What are earn-outs? 

An earn-out is a negotiated payment arrangement between the buyer and seller. It takes place over time. In an earn-out, the seller has to agree to receive at least part of the purchase price as one or more contingent payments after closing on the sale. 

The timing of the deferred payments is usually determined by operational benchmarks that the target company has to meet. Keep in mind that an earn-out isn’t the same thing as a purchase price adjustment. 

In an earn-out arrangement, the seller usually continues to work in the business and thus influences the company’s performance. If the business performs as expected, the seller receives one or more payments.

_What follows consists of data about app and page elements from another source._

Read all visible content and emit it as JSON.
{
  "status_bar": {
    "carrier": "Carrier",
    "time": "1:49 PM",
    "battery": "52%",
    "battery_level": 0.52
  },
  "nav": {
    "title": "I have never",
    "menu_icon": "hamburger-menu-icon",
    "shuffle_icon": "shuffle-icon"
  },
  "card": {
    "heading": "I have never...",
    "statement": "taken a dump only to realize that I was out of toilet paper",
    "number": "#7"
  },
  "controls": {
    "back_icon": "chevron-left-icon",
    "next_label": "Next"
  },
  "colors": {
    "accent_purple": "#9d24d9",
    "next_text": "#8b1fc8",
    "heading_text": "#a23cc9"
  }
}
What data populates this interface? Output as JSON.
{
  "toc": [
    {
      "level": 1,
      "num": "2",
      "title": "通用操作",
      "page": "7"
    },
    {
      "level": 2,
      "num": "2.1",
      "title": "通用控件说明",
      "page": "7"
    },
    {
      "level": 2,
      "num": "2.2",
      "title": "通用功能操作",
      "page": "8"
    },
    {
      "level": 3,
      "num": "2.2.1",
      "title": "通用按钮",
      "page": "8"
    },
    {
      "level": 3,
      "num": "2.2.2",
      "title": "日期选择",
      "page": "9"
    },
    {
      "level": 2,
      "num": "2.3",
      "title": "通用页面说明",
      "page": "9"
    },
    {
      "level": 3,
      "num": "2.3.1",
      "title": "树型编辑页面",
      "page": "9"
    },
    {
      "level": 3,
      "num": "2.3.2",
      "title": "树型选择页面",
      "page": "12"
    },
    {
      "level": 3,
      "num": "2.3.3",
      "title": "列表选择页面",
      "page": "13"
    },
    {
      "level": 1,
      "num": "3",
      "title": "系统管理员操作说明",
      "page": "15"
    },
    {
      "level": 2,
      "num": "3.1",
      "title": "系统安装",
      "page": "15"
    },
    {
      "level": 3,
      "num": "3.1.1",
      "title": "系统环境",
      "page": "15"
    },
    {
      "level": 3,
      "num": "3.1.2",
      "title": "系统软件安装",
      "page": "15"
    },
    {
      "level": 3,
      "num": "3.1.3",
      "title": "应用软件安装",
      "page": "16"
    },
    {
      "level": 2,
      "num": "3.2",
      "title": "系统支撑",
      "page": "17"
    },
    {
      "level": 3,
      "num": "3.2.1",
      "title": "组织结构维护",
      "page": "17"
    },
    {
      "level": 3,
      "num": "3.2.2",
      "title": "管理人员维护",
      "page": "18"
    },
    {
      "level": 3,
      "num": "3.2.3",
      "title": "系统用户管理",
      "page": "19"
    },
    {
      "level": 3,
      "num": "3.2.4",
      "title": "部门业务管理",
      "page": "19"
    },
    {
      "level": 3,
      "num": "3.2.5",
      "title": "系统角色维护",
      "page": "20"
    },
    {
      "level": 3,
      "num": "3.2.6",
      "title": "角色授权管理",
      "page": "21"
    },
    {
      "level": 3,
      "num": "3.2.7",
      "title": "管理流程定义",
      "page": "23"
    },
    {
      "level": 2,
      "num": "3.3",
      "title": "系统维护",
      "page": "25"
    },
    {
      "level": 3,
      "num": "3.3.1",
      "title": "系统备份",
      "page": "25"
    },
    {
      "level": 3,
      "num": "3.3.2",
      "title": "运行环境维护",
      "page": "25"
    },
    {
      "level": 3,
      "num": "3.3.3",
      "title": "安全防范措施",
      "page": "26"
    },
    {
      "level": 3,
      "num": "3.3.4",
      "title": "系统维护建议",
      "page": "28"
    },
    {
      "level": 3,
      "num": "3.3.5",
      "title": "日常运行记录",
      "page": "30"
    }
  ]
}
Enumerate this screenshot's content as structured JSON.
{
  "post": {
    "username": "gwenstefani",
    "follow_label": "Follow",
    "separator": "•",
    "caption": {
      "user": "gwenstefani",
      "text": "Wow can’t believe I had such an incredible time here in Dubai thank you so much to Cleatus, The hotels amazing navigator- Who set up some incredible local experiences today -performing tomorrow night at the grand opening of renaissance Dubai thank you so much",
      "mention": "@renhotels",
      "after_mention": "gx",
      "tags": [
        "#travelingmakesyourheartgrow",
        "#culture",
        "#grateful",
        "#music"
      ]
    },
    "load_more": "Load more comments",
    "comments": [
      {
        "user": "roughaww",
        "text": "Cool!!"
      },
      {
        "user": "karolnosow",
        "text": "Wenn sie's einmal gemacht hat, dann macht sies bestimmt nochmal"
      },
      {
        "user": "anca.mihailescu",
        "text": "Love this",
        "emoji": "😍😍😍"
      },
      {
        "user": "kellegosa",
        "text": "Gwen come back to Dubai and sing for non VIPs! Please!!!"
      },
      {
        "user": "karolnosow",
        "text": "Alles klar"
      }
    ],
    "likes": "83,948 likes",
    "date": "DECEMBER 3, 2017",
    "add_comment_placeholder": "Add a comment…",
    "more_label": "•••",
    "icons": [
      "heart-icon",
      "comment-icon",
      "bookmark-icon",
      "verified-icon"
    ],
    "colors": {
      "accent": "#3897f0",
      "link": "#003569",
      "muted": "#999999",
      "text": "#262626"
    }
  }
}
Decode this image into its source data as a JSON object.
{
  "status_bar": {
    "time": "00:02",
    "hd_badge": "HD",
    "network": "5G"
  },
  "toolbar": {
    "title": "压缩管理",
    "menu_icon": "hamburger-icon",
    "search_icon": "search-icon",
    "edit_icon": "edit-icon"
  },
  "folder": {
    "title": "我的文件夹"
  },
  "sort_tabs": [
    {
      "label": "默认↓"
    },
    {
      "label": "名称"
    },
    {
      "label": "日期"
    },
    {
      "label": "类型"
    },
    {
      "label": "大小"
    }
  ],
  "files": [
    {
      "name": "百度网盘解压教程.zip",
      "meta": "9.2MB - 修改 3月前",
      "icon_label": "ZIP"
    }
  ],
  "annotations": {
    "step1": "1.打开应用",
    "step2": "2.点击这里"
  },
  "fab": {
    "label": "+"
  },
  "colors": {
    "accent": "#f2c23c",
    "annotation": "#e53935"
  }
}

Structuring Earn-Outs: What to Know

The provisions of the earn-out have to be structured to meet the needs and expectations of both parties. 

Financial Metrics

Typically, earn-outs are structured so that the earnings before interest, taxes, depreciation, and amortization (EBITDA); gross profit; or gross revenue milestones are met. Buyers will usually prefer metrics that focus on the EBITDA, because it tends to be the most reliable indicator of the company’s performance. 

Gross profits are usually compromise milestones. That said, gross revenue milestones work well for the seller because they are not as easily manipulated by the buyer. 

You can also consider structuring the earn-out without basing it on financial goals. In pharmaceutical companies, for example, the milestones can be getting FDA approval or completing a clinical trial. 

Time Period

This dictates by what time the financial or non-financial milestones need to be met. Usually, earn-outs take place between one and three years. 

Minimum and Maximum Payments

Some types of earn-outs require a minimum payment in the future, while others establish a maximum payment. If you settle on a minimum payment in the future, the seller will likely want that put into an escrow account. 

Graduated or All-or-Nothing Payments

You also have to decide whether there’s an absolute milestone that the seller has to meet before they earn any payment or whether a graduated milestone works best. 

Accounting Standards

To determine whether the financial metrics have been met, you will need to settle on an accounting standard. You can choose to follow the seller’s accounting standard, the buyer’s accounting standard, or generally accepted accounting principles. 

Protective Provisions

Another important aspect of structuring an earn-out is to negotiate certain provisions to protect the possibility that the earn-out will be paid. The seller will generally ask the buyer to operate the acquired business in good faith. 

They may also ask the buyer not to take affirmative actions or not to omit taking action in order to reduce or prevent the earn-out payments. In addition, sellers might ask buyers to provide ongoing financial support to the business they acquired. 

Preparing for Merger and Acquisition Deals With Business Law Professionals

Are you getting ready for a merger or acquisition deal that will have an earn-out structure? If so, turning to business law professionals for guidance can be helpful for both buyer and seller. 

At Sul Lee Law Firm in Dallas, TX, we offer the assistance you need to make business transactions as simple as possible. Our team of experienced lawyers is ready to guide you. Contact Sul Lee Law Firm in Dallas, TX, to speak with a business lawyer.